Moreover, the pipeline project demonstrates the potential for collaboration and partnership between nations. By working together, Uganda and Tanzania can leverage their respective strengths and resources to maximize the benefits of their oil and gas reserves. This united approach fosters regional integration and paves the way for increased trade and cooperation, unlocking new avenues for prosperity in East Africa and moving one step closer to making energy poverty history by 2030.

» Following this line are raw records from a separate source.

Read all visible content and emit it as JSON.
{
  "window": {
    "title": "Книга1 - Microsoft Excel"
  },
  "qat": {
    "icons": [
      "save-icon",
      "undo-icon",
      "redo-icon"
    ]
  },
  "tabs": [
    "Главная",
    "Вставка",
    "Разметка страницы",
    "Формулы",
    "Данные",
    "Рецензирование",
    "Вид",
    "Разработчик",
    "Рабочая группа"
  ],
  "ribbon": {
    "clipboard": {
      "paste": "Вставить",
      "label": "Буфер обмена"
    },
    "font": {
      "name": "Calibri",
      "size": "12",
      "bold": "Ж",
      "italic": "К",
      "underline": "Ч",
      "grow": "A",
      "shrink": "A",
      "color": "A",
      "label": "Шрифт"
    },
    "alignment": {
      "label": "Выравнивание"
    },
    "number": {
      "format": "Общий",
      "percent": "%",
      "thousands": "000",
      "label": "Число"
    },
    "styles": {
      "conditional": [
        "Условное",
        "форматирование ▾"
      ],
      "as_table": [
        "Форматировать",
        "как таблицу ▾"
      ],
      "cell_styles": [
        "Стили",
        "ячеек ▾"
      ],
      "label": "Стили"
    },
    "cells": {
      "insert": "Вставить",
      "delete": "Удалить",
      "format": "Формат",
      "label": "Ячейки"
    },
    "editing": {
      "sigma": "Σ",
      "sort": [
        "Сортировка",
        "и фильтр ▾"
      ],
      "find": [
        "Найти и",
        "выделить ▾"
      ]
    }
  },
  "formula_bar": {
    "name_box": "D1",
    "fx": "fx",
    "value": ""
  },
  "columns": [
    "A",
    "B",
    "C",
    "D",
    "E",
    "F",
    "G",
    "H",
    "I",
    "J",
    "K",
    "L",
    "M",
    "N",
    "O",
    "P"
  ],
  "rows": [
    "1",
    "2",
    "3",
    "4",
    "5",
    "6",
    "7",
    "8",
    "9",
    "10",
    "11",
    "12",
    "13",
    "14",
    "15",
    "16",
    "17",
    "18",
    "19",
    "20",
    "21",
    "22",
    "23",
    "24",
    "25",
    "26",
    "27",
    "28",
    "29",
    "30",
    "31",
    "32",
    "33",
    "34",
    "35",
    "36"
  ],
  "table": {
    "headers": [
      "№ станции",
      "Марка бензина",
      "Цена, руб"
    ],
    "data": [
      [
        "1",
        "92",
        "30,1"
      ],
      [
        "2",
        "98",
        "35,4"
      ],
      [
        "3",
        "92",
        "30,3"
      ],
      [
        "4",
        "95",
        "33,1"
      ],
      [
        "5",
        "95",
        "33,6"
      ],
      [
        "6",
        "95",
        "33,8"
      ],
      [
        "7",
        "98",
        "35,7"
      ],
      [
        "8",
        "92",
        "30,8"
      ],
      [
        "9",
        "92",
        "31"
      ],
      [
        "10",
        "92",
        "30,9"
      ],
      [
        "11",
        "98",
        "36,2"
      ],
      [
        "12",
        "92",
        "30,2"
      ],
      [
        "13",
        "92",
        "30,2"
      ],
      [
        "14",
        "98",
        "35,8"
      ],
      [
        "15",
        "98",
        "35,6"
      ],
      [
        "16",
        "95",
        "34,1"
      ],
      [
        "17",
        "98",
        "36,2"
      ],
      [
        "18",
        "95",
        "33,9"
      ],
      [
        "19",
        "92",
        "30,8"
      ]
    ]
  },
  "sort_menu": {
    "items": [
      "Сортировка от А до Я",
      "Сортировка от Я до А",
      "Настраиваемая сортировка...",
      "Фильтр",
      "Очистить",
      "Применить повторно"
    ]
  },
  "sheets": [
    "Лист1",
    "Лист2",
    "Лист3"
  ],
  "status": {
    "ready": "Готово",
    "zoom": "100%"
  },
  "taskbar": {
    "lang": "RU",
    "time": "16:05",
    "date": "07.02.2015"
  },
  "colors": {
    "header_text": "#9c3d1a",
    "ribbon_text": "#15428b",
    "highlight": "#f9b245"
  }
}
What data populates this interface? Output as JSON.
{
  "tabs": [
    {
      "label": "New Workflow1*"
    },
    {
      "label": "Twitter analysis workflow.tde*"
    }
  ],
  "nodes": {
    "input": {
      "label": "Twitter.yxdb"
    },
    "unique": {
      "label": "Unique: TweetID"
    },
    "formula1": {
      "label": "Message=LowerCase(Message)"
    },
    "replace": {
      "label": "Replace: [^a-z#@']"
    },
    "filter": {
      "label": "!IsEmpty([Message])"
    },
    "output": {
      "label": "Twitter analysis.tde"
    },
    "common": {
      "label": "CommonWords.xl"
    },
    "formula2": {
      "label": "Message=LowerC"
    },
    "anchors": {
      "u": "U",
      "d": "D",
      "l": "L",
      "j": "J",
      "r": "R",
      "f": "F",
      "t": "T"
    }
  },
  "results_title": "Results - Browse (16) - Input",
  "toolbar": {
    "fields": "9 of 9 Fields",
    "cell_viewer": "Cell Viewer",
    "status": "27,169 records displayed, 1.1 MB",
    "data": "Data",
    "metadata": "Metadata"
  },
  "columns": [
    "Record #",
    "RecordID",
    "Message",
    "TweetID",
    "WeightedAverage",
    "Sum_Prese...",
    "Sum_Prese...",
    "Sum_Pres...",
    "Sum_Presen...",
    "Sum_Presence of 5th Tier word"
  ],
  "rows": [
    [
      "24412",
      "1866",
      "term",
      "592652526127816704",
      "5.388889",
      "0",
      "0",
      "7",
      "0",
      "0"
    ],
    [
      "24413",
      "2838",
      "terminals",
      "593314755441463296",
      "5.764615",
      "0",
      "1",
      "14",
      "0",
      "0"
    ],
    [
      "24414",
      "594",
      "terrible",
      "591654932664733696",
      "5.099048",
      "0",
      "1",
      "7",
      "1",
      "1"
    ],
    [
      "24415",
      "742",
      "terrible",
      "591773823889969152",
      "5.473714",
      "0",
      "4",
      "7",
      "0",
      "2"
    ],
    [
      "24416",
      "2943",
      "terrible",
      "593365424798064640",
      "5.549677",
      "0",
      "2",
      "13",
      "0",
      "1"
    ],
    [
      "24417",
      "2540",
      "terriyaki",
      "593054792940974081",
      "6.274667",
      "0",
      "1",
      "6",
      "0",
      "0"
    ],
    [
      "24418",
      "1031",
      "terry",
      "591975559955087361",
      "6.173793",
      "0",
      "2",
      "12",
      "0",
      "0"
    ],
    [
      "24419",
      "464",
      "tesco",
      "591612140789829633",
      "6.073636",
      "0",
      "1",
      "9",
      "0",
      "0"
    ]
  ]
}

The establishment of the EACOP holds substantial opportunities for E&P in East Africa. By offering a dependable and efficient method of transporting oil, the challenges and expenses associated with oil transportation are reduced, leading to increased feasibility and profitability of E&P projects. This improved accessibility to larger markets enables companies operating in the area to export their resources more effectively, ultimately attracting additional investments in E&P activities. What’s more, the EACOP will act as a conduit for unlocking previously uneconomical reserves, paving the way for extensive exploration activities throughout East Africa. With the potential to discover new hydrocarbon deposits in countries such as Kenya, Zambia, the Democratic Republic of Congo and beyond – all of which represent frontier markets -, the EACOP will drive the region’s energy industry forward, laying the foundation for the monetization and maximization of oil and gas in Africa.
During the conference, the AEC will drive the narrative that for Africa to effectively address energy poverty and distribute its resources to those in need, it is imperative to have infrastructure such as pipelines to transport the continent’s hydrocarbon reserves.
“As we witness the revitalization of the ‘Drill, Baby, Drill’ spirit in Uganda, we stand on the brink of unlocking tremendous energy security. The EACOP is a testament to the opportunities that lie ahead. It guarantees safe oil transportation and acts as a catalyst for robust economic activity,” states Ayuk, adding that, “This pipeline will create thousands of jobs, breathing new life into the economies of Uganda and Tanzania. The Chamber strongly supports President Yoweri Museveni of Uganda and Ruth Nankabirwa Ssentamu, Minister of Energy, in the pursuit of energy security. This project is a key step towards moving both Uganda and the entire East African region away from foreign aid, ensuring that oil and gas become agents of positive change rather than cautionary tales of missed opportunities.”
During the East African Petroleum Conference and Exhibition, the AEC will continue to drive its support for the development of the EACOP, while touching on topics such as exploration and production, increasing investment in oil and gas and the role East Africa will play in making energy poverty history by 2030. Inherently, the EACOP project symbolizes a significant milestone in the quest for regional energy development, with its remarkable length and substantial capacity setting the stage for enhanced connectivity and prosperity. By efficiently linking Uganda’s oil reserves to the global market, the pipeline opens avenues for economic growth, foreign investment, and collaboration.
Distributed by APO Group on behalf of African Energy Chamber.